As part of the Jubilee of Mercy, on October 8-9, there will be a special event honoring Mary, the Mother of God. Many of our Oblate Marian shrines will probably commemorate this event in a special way. It is not surprising that this Congregation with a special devotion to Mary serves in 21 Marian Shrines. The Oblates also serve in 6 other shrines dedicated to various mysteries of Christ or of the saints. Perhaps there are even more! Some of these shrines were established by the Oblates themselves. Other shrines, such as the world-famous Shrine of Our Lady at Lourdes, France, have different origins, but the Oblates have been called to minister there.
We are celebrating this year the 200th anniversary of the founding of the Congregation when St. Eugene de Mazenod and a few diocesan priests came together primarily to evangelize through the preaching of parish missions. Essentially, they were working only in Provence and were still attached to their bishops. However, in 1818, the Missionaries of Provence received an invitation from the Vicar General of the Diocese of Digne to take charge of ministry at the Shrine of Notre Dame du Laus in the High Alps, some 160 km from Aix. It included the care of a parish community.
Our Lady of Lourdes, France
That would mean an entirely different type of ministry for Eugene de Mazenod’s missionaries. But even more significantly, since they would no longer be ministering only in Provence, the very nature of their community life would change. In well researched articles found on our international website (www.omiworld.org) under the “Library” link, Fr. Michel COURVOISIER goes into interesting detail about the soul-searching the missionaries went through and their ultimate decision to take on a new way of preaching missions at a Marian shrine. The Founder also decided to take some time at St-Laurent du Verdon to write a revised rule of life to fit their new circumstances of having more than one community. In effect, they were gradually becoming a congregation of religious. (1818-1819 Le projet de fondation au Laus et ses conséquences [in two parts]; texts in French only)
Our Lady of the Snows, Belleville, IL, USA
In August 2012, Fr. Frank SANTUCCI wrote in the blog “Eugene de Mazenod speaks to us” (http://www.eugenedemazenod.net/?p=1621) an article entitled: “The prototype of Oblate Shrine and Retreat House Ministry.
Eshowe Ngome Shrine, Vryheid, South Africa
“Notre Dame du Laus was the first establishment of the Missionaries outside of Aix and it was a Marian sanctuary: a place of pilgrimage and a place where people came for some days of retreat. Because it was our first, it remains the prototype for this ministry in the five continents of the Oblate world today and sets the direction.
Shrine of Notre Dame du Laus, France
“It was first of all a place of ‘PERMANENT MISSION’. In other words, all that the Missionaries worked to achieve when they went to a town for a prolonged mission, they hoped to achieve during the short time spent by the pilgrims to the sanctuary. Sometimes in the space of a few hours!

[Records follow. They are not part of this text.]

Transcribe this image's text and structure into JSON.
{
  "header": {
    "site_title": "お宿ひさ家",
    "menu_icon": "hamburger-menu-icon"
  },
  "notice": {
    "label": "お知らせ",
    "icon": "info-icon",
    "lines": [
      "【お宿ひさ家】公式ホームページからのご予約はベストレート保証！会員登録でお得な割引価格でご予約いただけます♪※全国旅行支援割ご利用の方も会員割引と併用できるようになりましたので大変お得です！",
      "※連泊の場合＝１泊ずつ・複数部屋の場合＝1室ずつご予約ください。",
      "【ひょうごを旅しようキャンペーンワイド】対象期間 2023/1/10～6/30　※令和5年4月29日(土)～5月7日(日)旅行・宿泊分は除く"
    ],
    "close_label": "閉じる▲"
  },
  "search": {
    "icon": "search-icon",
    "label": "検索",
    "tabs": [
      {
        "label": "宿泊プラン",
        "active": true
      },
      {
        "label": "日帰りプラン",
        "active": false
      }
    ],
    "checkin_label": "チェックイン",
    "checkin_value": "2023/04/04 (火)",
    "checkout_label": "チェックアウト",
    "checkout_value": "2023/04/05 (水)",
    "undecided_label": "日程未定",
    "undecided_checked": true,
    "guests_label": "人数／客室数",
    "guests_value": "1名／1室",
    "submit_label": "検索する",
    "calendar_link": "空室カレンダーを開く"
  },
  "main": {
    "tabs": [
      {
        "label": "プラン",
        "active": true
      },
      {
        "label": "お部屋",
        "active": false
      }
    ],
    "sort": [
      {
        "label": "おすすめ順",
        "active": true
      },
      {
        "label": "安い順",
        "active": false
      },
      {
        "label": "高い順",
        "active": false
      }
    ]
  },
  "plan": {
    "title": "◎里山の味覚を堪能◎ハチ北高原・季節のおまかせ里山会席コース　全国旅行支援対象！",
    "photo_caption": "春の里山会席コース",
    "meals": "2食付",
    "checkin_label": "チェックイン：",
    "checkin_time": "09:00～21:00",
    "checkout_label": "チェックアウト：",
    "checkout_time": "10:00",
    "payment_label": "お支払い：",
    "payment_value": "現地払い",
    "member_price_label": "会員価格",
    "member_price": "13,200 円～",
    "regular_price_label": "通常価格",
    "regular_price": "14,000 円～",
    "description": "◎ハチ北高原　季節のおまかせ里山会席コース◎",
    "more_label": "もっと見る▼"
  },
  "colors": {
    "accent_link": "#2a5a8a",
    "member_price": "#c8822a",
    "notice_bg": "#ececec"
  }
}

Our Lady of Lourdes Grotto, Tamontaka, Philippines
“The pilgrims came to honor Mary and to express their devotion to her. Building on this, the missionaries, made the experience of being with Mary an opportunity to focus with her on Jesus the Savior. All our Marian shrines were to be Christocentric.”
Some 197 years after the acceptance of shrine ministry by the Missionaries of Provence, the sons of St. Eugene de Mazenod continue to offer a place of peace and healing to men and women of many, many cultures.